The Oregon Court of Appeals upheld the awards. In 2003, the US Supreme Court returned the case to the Oregon courts because the punitive damages exceeded 9 x the compensatory damages – the federal limit. The Oregon CA refused to reduce the $79.5 million and on February 2, 2006 the Oregon Supreme Court affirmed the decision.
On October 31, 2006, the US Supreme Court heard again oral arguments on the punitive damages. Said the report: “The Supreme Court, which will release its decision next year, indicated it might return the case back to Oregon for clarification.” Hot potato.
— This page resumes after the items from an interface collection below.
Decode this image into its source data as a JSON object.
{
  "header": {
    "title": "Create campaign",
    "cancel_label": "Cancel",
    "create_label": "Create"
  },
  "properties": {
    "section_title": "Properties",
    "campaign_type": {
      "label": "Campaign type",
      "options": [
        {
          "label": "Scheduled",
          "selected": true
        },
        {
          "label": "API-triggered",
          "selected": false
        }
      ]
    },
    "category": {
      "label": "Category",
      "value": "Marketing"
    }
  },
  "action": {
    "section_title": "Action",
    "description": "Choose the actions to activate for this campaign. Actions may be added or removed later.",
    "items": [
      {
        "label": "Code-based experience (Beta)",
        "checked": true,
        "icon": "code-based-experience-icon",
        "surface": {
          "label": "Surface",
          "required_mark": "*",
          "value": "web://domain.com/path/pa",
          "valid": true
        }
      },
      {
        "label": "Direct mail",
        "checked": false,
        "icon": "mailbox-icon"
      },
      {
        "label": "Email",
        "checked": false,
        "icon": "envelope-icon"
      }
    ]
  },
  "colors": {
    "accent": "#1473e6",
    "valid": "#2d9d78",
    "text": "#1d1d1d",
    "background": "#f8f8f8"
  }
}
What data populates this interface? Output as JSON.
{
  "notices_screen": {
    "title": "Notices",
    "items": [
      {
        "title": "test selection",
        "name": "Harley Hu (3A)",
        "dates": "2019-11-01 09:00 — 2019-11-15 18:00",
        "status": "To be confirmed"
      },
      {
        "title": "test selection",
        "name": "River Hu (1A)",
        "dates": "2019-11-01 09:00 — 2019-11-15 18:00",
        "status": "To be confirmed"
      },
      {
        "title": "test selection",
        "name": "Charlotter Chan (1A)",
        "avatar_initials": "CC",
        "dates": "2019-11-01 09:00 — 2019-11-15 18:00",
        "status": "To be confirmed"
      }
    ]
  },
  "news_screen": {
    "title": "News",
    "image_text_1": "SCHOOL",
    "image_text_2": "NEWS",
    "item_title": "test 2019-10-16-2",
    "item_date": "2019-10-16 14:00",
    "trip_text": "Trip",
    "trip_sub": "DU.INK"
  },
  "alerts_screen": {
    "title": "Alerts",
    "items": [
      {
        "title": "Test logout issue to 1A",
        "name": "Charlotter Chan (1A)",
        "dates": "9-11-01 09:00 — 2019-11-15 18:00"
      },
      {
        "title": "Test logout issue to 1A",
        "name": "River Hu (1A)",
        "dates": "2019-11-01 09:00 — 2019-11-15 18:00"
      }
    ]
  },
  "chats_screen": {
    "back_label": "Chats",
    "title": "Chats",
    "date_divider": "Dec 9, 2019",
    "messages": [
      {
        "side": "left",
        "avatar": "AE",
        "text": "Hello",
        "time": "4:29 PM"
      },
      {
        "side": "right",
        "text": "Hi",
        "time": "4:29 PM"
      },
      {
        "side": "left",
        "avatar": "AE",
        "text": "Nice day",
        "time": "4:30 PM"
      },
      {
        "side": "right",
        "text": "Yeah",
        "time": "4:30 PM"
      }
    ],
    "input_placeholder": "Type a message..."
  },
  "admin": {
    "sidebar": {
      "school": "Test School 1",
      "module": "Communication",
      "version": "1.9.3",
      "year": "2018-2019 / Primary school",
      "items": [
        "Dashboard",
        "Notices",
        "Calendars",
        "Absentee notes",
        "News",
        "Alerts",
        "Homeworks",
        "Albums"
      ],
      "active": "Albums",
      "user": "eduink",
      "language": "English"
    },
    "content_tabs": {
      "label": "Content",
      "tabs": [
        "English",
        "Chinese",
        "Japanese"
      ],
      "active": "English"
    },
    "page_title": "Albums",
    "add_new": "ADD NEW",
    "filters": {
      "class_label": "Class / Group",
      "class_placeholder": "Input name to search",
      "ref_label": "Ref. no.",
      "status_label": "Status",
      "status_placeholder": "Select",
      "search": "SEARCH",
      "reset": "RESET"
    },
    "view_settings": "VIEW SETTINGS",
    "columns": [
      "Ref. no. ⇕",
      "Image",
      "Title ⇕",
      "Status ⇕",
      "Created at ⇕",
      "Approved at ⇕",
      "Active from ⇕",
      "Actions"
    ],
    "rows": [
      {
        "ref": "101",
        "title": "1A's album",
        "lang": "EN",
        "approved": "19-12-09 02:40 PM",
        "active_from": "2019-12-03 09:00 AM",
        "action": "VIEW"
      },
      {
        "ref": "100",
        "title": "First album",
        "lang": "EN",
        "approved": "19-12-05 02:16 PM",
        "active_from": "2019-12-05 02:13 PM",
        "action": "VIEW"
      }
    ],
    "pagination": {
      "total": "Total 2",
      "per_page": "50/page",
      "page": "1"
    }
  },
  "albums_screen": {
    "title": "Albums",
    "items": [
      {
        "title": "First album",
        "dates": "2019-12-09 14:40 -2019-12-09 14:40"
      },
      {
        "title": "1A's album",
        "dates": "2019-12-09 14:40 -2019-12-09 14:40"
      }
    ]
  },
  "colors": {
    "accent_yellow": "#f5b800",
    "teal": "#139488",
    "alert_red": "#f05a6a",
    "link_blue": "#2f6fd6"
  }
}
When police officers in the US abuse and are sued – they often are – it is the government that settles and compensates the victims. In the Philippines, if victims of police abuses sue – it rarely happens – the erring policemen are prosecuted criminally. Even if convicted – difficult for the victim to do – the victims are not awarded compensatory damages.
In the US, many hospitals sued for the death of patients and some hospitals have paid hundreds of million of dollars in compensatory damages. While the cap or limit for one claim is $250,000, there were reports of claims running to millions of dollars.
In the Philippines, it’s rare that hospitals are sued. If there’s any such suits, it’s the doctors and other hospital personnel involved who are sued. Only the rich and well known people have been reported to have filed such suits.
Honestly, I don’t know the answers. I can only ask. Do we have laws making the government liable for the abuses of the police and the military personnel and the acts and negligence of its civilian officials in the service areas injurious to the people?
Do we have laws making private hospitals primarily liable for the errors of their personnel? Or making manufacturers, producers and service dispensers liable for the harm their products and service may do on their customers and consumers?
The presence of such laws in the US and their absence in RP could be the difference in the dispensation of justice between the two countries. Is it? The difference seems clear.
("Comment" is Mr. Patricio P. Diaz' column for MindaViews, the opinion section of MindaNews. The Titus Brandsma Media Awards recently honored Mr. Diaz with a "Lifetime Achievement Award" for his "commitment to education and public information to Mindanawons as Journalist, Educator and Peace Advocate.")